There were, above all, the numerous and important classes whom the Sullan restoration had left unsatisfied, or whose political or private interests it had directly injured. Among those who for such reasons belonged to the opposition ranked the dense and prosperous population of the region between the Po and the Alps, which naturally regarded the bestowal of Latin rights in 665(1) as merely an instalment of the full Roman franchise, and so afforded a ready soil for agitation. To this category belonged also the freedmen, influential in numbers and wealth, and specially dangerous through their aggregation in the capital, who could not brook their having been reduced by the restoration to their earlier, practically useless, suffrage. In the same position stood, moreover, the great capitalists, who maintained a cautious silence, but still as before preserved their tenacity of resentment and their equal tenacity of power. The populace of the capital, which recognized true freedom in free bread-corn, was likewise discontented. Still deeper exasperation prevailed among the burgess-bodies affected by the Sullan confiscations–whether they like those of Pompeii, lived on their property curtailed by the Sullan colonists, within the same ring-wall with the latter, and at perpetual variance with them; or, like the Arretines and Volaterrans, retained actual possession of their territory, but had the Damocles' sword of confiscation suspended over them by the Roman people; or, as was the case in Etruria especially, were reduced to be beggars in their former abodes, or robbers in the woods.

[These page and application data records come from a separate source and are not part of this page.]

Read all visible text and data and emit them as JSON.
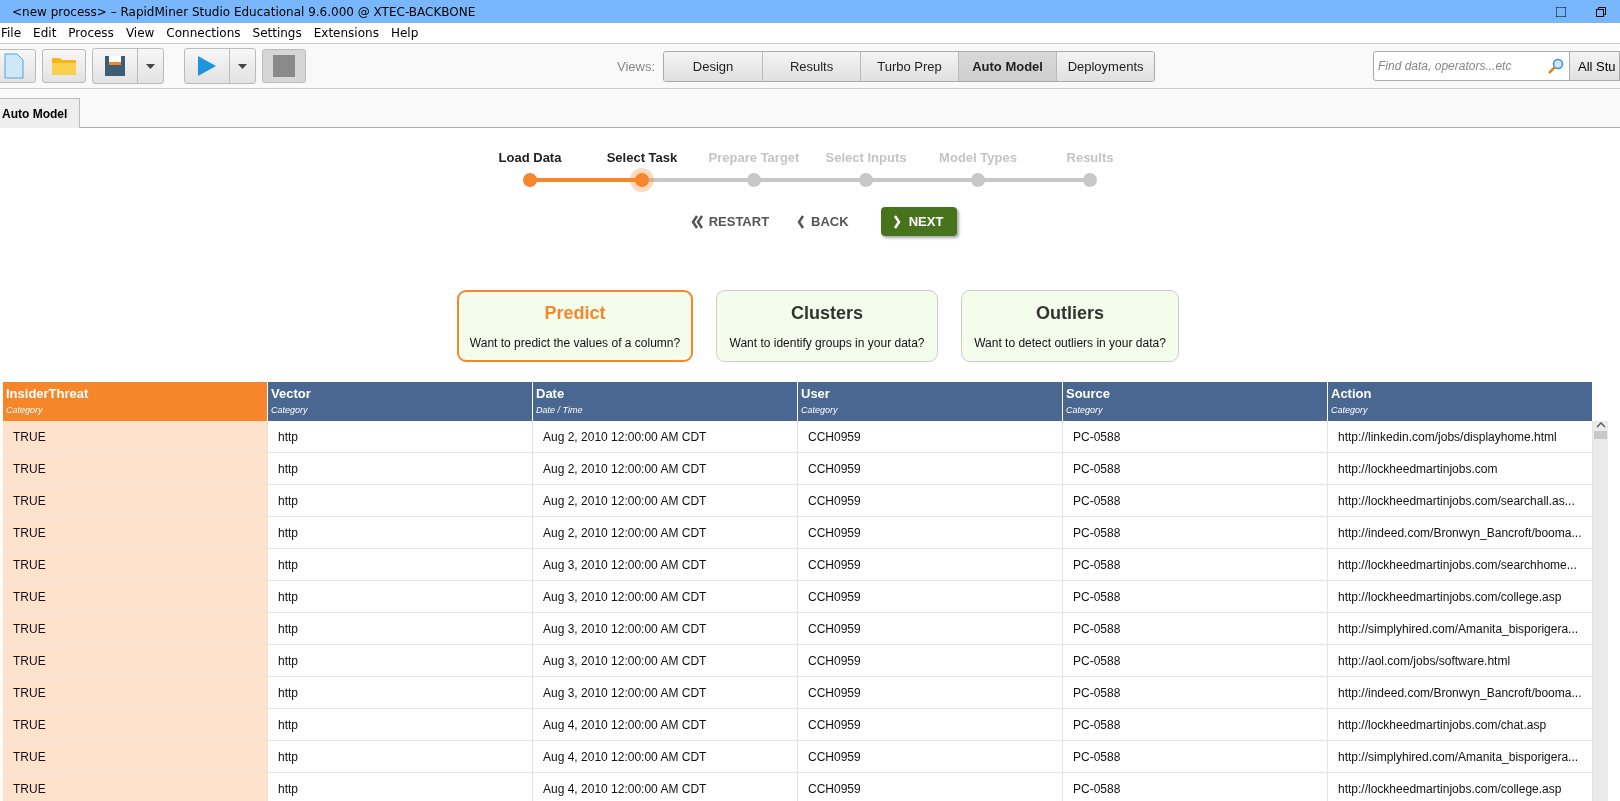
{
  "window": {
    "title": "<new process> – RapidMiner Studio Educational 9.6.000 @ XTEC-BACKBONE"
  },
  "menu": [
    "File",
    "Edit",
    "Process",
    "View",
    "Connections",
    "Settings",
    "Extensions",
    "Help"
  ],
  "views": {
    "label": "Views:",
    "items": [
      {
        "label": "Design",
        "selected": false
      },
      {
        "label": "Results",
        "selected": false
      },
      {
        "label": "Turbo Prep",
        "selected": false
      },
      {
        "label": "Auto Model",
        "selected": true
      },
      {
        "label": "Deployments",
        "selected": false
      }
    ]
  },
  "search": {
    "placeholder": "Find data, operators...etc",
    "scope": "All Stu"
  },
  "panel_tab": {
    "label": "Auto Model"
  },
  "steps": [
    {
      "label": "Load Data",
      "completed": true,
      "selected": false
    },
    {
      "label": "Select Task",
      "completed": true,
      "selected": true
    },
    {
      "label": "Prepare Target",
      "completed": false,
      "selected": false
    },
    {
      "label": "Select Inputs",
      "completed": false,
      "selected": false
    },
    {
      "label": "Model Types",
      "completed": false,
      "selected": false
    },
    {
      "label": "Results",
      "completed": false,
      "selected": false
    }
  ],
  "nav": {
    "restart": "RESTART",
    "back": "BACK",
    "next": "NEXT"
  },
  "tasks": [
    {
      "title": "Predict",
      "description": "Want to predict the values of a column?",
      "selected": true
    },
    {
      "title": "Clusters",
      "description": "Want to identify groups in your data?",
      "selected": false
    },
    {
      "title": "Outliers",
      "description": "Want to detect outliers in your data?",
      "selected": false
    }
  ],
  "table": {
    "columns": [
      {
        "name": "InsiderThreat",
        "type": "Category",
        "selected": true
      },
      {
        "name": "Vector",
        "type": "Category",
        "selected": false
      },
      {
        "name": "Date",
        "type": "Date / Time",
        "selected": false
      },
      {
        "name": "User",
        "type": "Category",
        "selected": false
      },
      {
        "name": "Source",
        "type": "Category",
        "selected": false
      },
      {
        "name": "Action",
        "type": "Category",
        "selected": false
      }
    ],
    "rows": [
      [
        "TRUE",
        "http",
        "Aug 2, 2010 12:00:00 AM CDT",
        "CCH0959",
        "PC-0588",
        "http://linkedin.com/jobs/displayhome.html"
      ],
      [
        "TRUE",
        "http",
        "Aug 2, 2010 12:00:00 AM CDT",
        "CCH0959",
        "PC-0588",
        "http://lockheedmartinjobs.com"
      ],
      [
        "TRUE",
        "http",
        "Aug 2, 2010 12:00:00 AM CDT",
        "CCH0959",
        "PC-0588",
        "http://lockheedmartinjobs.com/searchall.as..."
      ],
      [
        "TRUE",
        "http",
        "Aug 2, 2010 12:00:00 AM CDT",
        "CCH0959",
        "PC-0588",
        "http://indeed.com/Bronwyn_Bancroft/booma..."
      ],
      [
        "TRUE",
        "http",
        "Aug 3, 2010 12:00:00 AM CDT",
        "CCH0959",
        "PC-0588",
        "http://lockheedmartinjobs.com/searchhome..."
      ],
      [
        "TRUE",
        "http",
        "Aug 3, 2010 12:00:00 AM CDT",
        "CCH0959",
        "PC-0588",
        "http://lockheedmartinjobs.com/college.asp"
      ],
      [
        "TRUE",
        "http",
        "Aug 3, 2010 12:00:00 AM CDT",
        "CCH0959",
        "PC-0588",
        "http://simplyhired.com/Amanita_bisporigera..."
      ],
      [
        "TRUE",
        "http",
        "Aug 3, 2010 12:00:00 AM CDT",
        "CCH0959",
        "PC-0588",
        "http://aol.com/jobs/software.html"
      ],
      [
        "TRUE",
        "http",
        "Aug 3, 2010 12:00:00 AM CDT",
        "CCH0959",
        "PC-0588",
        "http://indeed.com/Bronwyn_Bancroft/booma..."
      ],
      [
        "TRUE",
        "http",
        "Aug 4, 2010 12:00:00 AM CDT",
        "CCH0959",
        "PC-0588",
        "http://lockheedmartinjobs.com/chat.asp"
      ],
      [
        "TRUE",
        "http",
        "Aug 4, 2010 12:00:00 AM CDT",
        "CCH0959",
        "PC-0588",
        "http://simplyhired.com/Amanita_bisporigera..."
      ],
      [
        "TRUE",
        "http",
        "Aug 4, 2010 12:00:00 AM CDT",
        "CCH0959",
        "PC-0588",
        "http://lockheedmartinjobs.com/college.asp"
      ]
    ]
  }
}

Finally, the agitation extended to the whole family connections and freedmen of those democratic chiefs who had lost their lives in consequence of the restoration, or who were wandering along the Mauretanian coasts, or sojourning at the court and in the army of Mithradates, in all the misery of emigrant exile; for, according to the strict family-associations that governed the political feeling of this age, it was accounted a point of honour(2) that those who were left behind should endeavour to procure for exiled relatives the privilege of returning to their native land, and, in the case of the dead, at least a removal of the stigma attaching to their memory and to their children, and a restitution to the latter of their paternal estate. More especially the immediate children of the proscribed, whom the regent had reduced in point of law to political Pariahs,(3) had thereby virtually received from the law itself a summons to rise in rebellion against the existing order of things.